## Required work
The reply should consist of the full listing, written out exactly.

## The input
· · ·

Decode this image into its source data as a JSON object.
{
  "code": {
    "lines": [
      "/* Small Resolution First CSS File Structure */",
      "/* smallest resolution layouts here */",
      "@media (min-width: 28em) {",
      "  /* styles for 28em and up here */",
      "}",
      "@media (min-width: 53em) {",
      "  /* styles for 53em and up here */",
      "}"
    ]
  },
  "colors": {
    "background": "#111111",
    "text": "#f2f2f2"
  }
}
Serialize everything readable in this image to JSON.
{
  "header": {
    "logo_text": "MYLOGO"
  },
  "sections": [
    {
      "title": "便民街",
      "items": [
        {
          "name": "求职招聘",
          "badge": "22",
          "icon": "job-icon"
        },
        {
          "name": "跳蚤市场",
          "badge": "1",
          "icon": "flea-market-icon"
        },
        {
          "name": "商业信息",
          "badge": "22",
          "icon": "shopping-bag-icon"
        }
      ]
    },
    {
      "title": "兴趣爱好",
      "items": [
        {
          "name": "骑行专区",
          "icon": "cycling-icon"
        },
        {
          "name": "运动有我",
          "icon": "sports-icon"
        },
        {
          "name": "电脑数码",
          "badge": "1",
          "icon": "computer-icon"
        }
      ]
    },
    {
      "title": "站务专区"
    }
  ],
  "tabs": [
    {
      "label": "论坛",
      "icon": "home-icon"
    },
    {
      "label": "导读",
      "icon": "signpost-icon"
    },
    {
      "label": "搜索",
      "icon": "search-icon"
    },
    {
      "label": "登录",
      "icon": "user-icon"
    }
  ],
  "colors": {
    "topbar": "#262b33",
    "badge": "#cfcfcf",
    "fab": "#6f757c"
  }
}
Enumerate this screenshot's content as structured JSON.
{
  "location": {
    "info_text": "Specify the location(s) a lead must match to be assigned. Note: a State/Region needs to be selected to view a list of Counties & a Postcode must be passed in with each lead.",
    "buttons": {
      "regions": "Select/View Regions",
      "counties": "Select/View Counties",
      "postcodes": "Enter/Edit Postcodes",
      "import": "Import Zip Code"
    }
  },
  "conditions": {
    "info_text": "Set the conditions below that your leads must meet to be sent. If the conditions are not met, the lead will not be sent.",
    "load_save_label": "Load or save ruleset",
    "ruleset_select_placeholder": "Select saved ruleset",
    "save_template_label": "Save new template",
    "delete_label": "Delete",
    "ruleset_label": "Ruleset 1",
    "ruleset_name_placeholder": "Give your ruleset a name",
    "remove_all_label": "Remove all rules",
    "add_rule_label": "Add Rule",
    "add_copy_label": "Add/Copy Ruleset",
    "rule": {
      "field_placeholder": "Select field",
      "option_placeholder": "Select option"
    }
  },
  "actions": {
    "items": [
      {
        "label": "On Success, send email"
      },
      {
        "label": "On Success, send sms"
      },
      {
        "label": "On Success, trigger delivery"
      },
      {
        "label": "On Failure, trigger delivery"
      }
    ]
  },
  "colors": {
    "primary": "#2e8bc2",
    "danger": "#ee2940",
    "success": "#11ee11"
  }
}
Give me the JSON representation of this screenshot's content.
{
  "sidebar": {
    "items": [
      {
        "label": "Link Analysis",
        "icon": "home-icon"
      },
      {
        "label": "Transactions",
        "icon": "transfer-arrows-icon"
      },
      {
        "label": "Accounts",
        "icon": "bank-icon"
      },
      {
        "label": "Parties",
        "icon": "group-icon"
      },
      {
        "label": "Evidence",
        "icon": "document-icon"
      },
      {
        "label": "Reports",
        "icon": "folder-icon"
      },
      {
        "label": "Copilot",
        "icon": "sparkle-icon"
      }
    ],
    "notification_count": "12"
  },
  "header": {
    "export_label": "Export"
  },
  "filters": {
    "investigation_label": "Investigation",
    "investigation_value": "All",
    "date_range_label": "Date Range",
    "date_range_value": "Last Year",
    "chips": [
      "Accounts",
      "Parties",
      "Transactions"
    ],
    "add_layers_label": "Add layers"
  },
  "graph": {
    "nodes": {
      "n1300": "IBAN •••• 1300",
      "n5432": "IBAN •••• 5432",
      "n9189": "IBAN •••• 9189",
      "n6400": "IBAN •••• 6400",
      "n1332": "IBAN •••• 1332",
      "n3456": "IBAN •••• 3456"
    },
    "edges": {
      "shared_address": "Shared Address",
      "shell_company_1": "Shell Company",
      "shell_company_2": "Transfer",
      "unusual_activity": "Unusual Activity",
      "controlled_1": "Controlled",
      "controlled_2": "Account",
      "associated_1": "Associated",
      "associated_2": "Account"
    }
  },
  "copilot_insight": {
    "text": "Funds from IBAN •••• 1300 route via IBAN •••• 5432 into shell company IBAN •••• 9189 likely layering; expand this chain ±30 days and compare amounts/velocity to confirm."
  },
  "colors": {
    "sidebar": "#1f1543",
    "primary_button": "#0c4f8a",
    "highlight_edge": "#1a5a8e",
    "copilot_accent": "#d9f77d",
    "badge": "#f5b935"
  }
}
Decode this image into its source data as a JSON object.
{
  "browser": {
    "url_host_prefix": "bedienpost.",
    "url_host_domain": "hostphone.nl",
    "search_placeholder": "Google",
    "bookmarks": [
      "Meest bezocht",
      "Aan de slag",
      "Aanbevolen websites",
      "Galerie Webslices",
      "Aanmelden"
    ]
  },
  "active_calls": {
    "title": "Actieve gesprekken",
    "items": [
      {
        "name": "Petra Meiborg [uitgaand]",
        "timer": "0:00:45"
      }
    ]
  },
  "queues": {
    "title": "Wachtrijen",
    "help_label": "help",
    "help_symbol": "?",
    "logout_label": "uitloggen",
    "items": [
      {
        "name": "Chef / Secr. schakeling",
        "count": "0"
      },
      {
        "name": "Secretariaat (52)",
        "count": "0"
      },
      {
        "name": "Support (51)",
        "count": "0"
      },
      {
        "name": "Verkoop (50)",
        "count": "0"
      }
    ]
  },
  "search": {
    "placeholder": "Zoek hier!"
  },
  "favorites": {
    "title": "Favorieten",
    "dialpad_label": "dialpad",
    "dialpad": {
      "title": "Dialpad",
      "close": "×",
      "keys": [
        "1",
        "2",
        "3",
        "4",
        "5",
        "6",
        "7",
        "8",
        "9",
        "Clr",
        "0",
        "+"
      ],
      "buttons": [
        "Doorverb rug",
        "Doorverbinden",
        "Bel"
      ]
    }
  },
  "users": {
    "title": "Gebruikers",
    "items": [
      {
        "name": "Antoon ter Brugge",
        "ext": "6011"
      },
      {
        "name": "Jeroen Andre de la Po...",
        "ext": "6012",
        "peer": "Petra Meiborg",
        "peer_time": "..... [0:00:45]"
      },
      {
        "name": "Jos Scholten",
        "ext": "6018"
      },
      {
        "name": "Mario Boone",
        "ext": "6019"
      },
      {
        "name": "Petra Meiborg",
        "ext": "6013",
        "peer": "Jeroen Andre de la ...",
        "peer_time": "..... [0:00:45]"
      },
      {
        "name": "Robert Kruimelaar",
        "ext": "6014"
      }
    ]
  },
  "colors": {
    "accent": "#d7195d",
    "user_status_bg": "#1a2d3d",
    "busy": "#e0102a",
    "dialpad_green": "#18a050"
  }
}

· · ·

## Solution for this exercise
Decode this image into its source data as a JSON object.
{
  "code": {
    "lines": [
      "/* Small Resolution First CSS File Structure */",
      "/* smallest resolution layouts here */",
      "@media (min-width: 28em) {",
      "  /* styles for 28em and up here */",
      "}",
      "@media (min-width: 53em) {",
      "  /* styles for 53em and up here */",
      "}"
    ]
  },
  "colors": {
    "background": "#111111",
    "text": "#f2f2f2"
  }
}
Serialize everything readable in this image to JSON.
{
  "header": {
    "logo_text": "MYLOGO"
  },
  "sections": [
    {
      "title": "便民街",
      "items": [
        {
          "name": "求职招聘",
          "badge": "22",
          "icon": "job-icon"
        },
        {
          "name": "跳蚤市场",
          "badge": "1",
          "icon": "flea-market-icon"
        },
        {
          "name": "商业信息",
          "badge": "22",
          "icon": "shopping-bag-icon"
        }
      ]
    },
    {
      "title": "兴趣爱好",
      "items": [
        {
          "name": "骑行专区",
          "icon": "cycling-icon"
        },
        {
          "name": "运动有我",
          "icon": "sports-icon"
        },
        {
          "name": "电脑数码",
          "badge": "1",
          "icon": "computer-icon"
        }
      ]
    },
    {
      "title": "站务专区"
    }
  ],
  "tabs": [
    {
      "label": "论坛",
      "icon": "home-icon"
    },
    {
      "label": "导读",
      "icon": "signpost-icon"
    },
    {
      "label": "搜索",
      "icon": "search-icon"
    },
    {
      "label": "登录",
      "icon": "user-icon"
    }
  ],
  "colors": {
    "topbar": "#262b33",
    "badge": "#cfcfcf",
    "fab": "#6f757c"
  }
}
Enumerate this screenshot's content as structured JSON.
{
  "location": {
    "info_text": "Specify the location(s) a lead must match to be assigned. Note: a State/Region needs to be selected to view a list of Counties & a Postcode must be passed in with each lead.",
    "buttons": {
      "regions": "Select/View Regions",
      "counties": "Select/View Counties",
      "postcodes": "Enter/Edit Postcodes",
      "import": "Import Zip Code"
    }
  },
  "conditions": {
    "info_text": "Set the conditions below that your leads must meet to be sent. If the conditions are not met, the lead will not be sent.",
    "load_save_label": "Load or save ruleset",
    "ruleset_select_placeholder": "Select saved ruleset",
    "save_template_label": "Save new template",
    "delete_label": "Delete",
    "ruleset_label": "Ruleset 1",
    "ruleset_name_placeholder": "Give your ruleset a name",
    "remove_all_label": "Remove all rules",
    "add_rule_label": "Add Rule",
    "add_copy_label": "Add/Copy Ruleset",
    "rule": {
      "field_placeholder": "Select field",
      "option_placeholder": "Select option"
    }
  },
  "actions": {
    "items": [
      {
        "label": "On Success, send email"
      },
      {
        "label": "On Success, send sms"
      },
      {
        "label": "On Success, trigger delivery"
      },
      {
        "label": "On Failure, trigger delivery"
      }
    ]
  },
  "colors": {
    "primary": "#2e8bc2",
    "danger": "#ee2940",
    "success": "#11ee11"
  }
}
Give me the JSON representation of this screenshot's content.
{
  "sidebar": {
    "items": [
      {
        "label": "Link Analysis",
        "icon": "home-icon"
      },
      {
        "label": "Transactions",
        "icon": "transfer-arrows-icon"
      },
      {
        "label": "Accounts",
        "icon": "bank-icon"
      },
      {
        "label": "Parties",
        "icon": "group-icon"
      },
      {
        "label": "Evidence",
        "icon": "document-icon"
      },
      {
        "label": "Reports",
        "icon": "folder-icon"
      },
      {
        "label": "Copilot",
        "icon": "sparkle-icon"
      }
    ],
    "notification_count": "12"
  },
  "header": {
    "export_label": "Export"
  },
  "filters": {
    "investigation_label": "Investigation",
    "investigation_value": "All",
    "date_range_label": "Date Range",
    "date_range_value": "Last Year",
    "chips": [
      "Accounts",
      "Parties",
      "Transactions"
    ],
    "add_layers_label": "Add layers"
  },
  "graph": {
    "nodes": {
      "n1300": "IBAN •••• 1300",
      "n5432": "IBAN •••• 5432",
      "n9189": "IBAN •••• 9189",
      "n6400": "IBAN •••• 6400",
      "n1332": "IBAN •••• 1332",
      "n3456": "IBAN •••• 3456"
    },
    "edges": {
      "shared_address": "Shared Address",
      "shell_company_1": "Shell Company",
      "shell_company_2": "Transfer",
      "unusual_activity": "Unusual Activity",
      "controlled_1": "Controlled",
      "controlled_2": "Account",
      "associated_1": "Associated",
      "associated_2": "Account"
    }
  },
  "copilot_insight": {
    "text": "Funds from IBAN •••• 1300 route via IBAN •••• 5432 into shell company IBAN •••• 9189 likely layering; expand this chain ±30 days and compare amounts/velocity to confirm."
  },
  "colors": {
    "sidebar": "#1f1543",
    "primary_button": "#0c4f8a",
    "highlight_edge": "#1a5a8e",
    "copilot_accent": "#d9f77d",
    "badge": "#f5b935"
  }
}
Decode this image into its source data as a JSON object.
{
  "browser": {
    "url_host_prefix": "bedienpost.",
    "url_host_domain": "hostphone.nl",
    "search_placeholder": "Google",
    "bookmarks": [
      "Meest bezocht",
      "Aan de slag",
      "Aanbevolen websites",
      "Galerie Webslices",
      "Aanmelden"
    ]
  },
  "active_calls": {
    "title": "Actieve gesprekken",
    "items": [
      {
        "name": "Petra Meiborg [uitgaand]",
        "timer": "0:00:45"
      }
    ]
  },
  "queues": {
    "title": "Wachtrijen",
    "help_label": "help",
    "help_symbol": "?",
    "logout_label": "uitloggen",
    "items": [
      {
        "name": "Chef / Secr. schakeling",
        "count": "0"
      },
      {
        "name": "Secretariaat (52)",
        "count": "0"
      },
      {
        "name": "Support (51)",
        "count": "0"
      },
      {
        "name": "Verkoop (50)",
        "count": "0"
      }
    ]
  },
  "search": {
    "placeholder": "Zoek hier!"
  },
  "favorites": {
    "title": "Favorieten",
    "dialpad_label": "dialpad",
    "dialpad": {
      "title": "Dialpad",
      "close": "×",
      "keys": [
        "1",
        "2",
        "3",
        "4",
        "5",
        "6",
        "7",
        "8",
        "9",
        "Clr",
        "0",
        "+"
      ],
      "buttons": [
        "Doorverb rug",
        "Doorverbinden",
        "Bel"
      ]
    }
  },
  "users": {
    "title": "Gebruikers",
    "items": [
      {
        "name": "Antoon ter Brugge",
        "ext": "6011"
      },
      {
        "name": "Jeroen Andre de la Po...",
        "ext": "6012",
        "peer": "Petra Meiborg",
        "peer_time": "..... [0:00:45]"
      },
      {
        "name": "Jos Scholten",
        "ext": "6018"
      },
      {
        "name": "Mario Boone",
        "ext": "6019"
      },
      {
        "name": "Petra Meiborg",
        "ext": "6013",
        "peer": "Jeroen Andre de la ...",
        "peer_time": "..... [0:00:45]"
      },
      {
        "name": "Robert Kruimelaar",
        "ext": "6014"
      }
    ]
  },
  "colors": {
    "accent": "#d7195d",
    "user_status_bg": "#1a2d3d",
    "busy": "#e0102a",
    "dialpad_green": "#18a050"
  }
}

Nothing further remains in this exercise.